WORK REQUIRED:
Your task is to copy each line of the material that holds the word "true".

------------------------------

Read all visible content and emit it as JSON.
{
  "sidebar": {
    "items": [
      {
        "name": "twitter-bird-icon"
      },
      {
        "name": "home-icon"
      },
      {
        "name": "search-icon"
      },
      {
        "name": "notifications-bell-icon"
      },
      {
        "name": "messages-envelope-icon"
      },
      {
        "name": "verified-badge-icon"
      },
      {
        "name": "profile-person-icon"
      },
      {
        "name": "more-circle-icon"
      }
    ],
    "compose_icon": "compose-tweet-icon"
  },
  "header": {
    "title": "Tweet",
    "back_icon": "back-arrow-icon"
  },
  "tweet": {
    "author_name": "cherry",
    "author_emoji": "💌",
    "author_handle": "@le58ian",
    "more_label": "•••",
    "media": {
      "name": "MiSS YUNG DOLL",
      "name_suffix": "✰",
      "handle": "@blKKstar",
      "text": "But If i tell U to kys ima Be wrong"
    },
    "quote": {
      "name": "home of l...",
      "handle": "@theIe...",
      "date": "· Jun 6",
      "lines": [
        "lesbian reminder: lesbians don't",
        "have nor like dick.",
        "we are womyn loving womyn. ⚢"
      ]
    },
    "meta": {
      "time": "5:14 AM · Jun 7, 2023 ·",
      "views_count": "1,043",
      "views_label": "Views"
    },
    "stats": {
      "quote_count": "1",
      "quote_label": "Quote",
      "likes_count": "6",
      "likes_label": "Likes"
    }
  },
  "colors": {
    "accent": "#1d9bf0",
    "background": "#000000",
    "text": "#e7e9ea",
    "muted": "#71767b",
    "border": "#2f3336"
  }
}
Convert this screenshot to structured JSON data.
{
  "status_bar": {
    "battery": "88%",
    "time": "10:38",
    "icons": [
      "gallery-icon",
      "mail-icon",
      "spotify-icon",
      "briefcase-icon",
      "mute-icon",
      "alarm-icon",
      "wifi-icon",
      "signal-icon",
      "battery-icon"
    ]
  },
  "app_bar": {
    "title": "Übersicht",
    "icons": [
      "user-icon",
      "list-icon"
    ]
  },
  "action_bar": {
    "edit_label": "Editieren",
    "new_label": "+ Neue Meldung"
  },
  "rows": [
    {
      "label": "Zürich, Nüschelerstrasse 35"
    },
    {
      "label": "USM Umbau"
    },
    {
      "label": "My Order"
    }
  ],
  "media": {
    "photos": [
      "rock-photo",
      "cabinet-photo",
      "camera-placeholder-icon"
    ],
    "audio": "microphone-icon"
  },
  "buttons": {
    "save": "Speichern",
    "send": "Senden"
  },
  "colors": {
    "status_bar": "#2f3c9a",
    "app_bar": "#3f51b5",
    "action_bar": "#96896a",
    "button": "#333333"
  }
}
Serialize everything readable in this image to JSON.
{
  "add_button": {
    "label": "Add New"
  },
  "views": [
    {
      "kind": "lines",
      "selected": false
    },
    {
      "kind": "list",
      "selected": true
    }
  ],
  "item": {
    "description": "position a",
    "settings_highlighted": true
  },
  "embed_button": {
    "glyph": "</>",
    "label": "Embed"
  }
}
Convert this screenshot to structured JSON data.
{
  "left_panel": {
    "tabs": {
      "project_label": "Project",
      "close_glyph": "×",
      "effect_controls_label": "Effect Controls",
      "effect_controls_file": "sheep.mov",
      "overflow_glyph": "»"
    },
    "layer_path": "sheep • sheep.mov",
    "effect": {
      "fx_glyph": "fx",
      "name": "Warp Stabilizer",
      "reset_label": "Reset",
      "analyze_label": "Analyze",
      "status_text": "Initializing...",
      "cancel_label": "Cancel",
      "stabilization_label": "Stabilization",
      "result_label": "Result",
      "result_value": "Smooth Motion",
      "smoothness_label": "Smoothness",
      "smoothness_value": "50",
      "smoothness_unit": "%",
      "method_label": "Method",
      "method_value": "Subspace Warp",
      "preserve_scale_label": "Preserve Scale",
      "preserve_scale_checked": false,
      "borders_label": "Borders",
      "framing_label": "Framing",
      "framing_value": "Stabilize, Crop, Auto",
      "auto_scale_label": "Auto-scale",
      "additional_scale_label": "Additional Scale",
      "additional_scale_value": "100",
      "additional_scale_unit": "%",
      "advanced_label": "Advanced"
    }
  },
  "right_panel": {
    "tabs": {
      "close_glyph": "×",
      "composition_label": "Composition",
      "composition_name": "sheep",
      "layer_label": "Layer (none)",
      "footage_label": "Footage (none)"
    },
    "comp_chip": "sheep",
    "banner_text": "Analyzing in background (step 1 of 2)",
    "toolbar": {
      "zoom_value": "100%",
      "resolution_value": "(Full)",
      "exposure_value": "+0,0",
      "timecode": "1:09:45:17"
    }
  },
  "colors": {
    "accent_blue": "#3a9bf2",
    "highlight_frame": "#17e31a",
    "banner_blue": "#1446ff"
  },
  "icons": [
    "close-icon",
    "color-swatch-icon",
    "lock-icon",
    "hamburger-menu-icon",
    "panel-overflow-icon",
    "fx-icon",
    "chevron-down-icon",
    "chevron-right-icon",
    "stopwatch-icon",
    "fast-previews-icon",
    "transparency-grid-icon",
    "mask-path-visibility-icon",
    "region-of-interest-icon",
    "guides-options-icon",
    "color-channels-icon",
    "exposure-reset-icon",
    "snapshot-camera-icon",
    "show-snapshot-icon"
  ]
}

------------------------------

OUTPUT OF THE TASK:
      "selected": true
    "settings_highlighted": true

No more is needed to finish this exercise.